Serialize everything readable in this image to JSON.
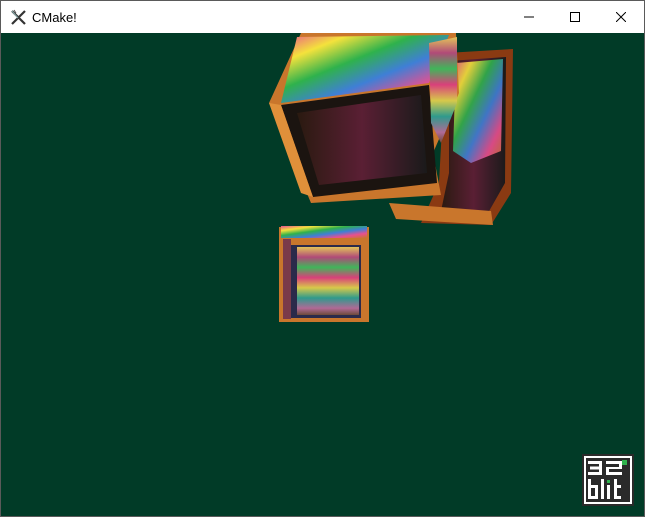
{
  "window": {
    "title": "CMake!",
    "app_icon": "x-logo-icon",
    "controls": {
      "minimize_icon": "minimize-icon",
      "maximize_icon": "maximize-icon",
      "close_icon": "close-icon"
    }
  },
  "viewport": {
    "background_color": "#013b27",
    "scene": "rotating-rainbow-crates",
    "crate_colors": [
      "#c9762c",
      "#e94f8f",
      "#2fb24c",
      "#f4e23c",
      "#3f7fd6",
      "#8a3a12"
    ],
    "logo": {
      "lines": [
        "32",
        "blit"
      ],
      "icon": "32blit-logo-icon"
    }
  }
}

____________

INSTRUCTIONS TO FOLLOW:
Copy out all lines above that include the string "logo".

SOLUTION:
    "app_icon": "x-logo-icon",
    "logo": {
      "icon": "32blit-logo-icon"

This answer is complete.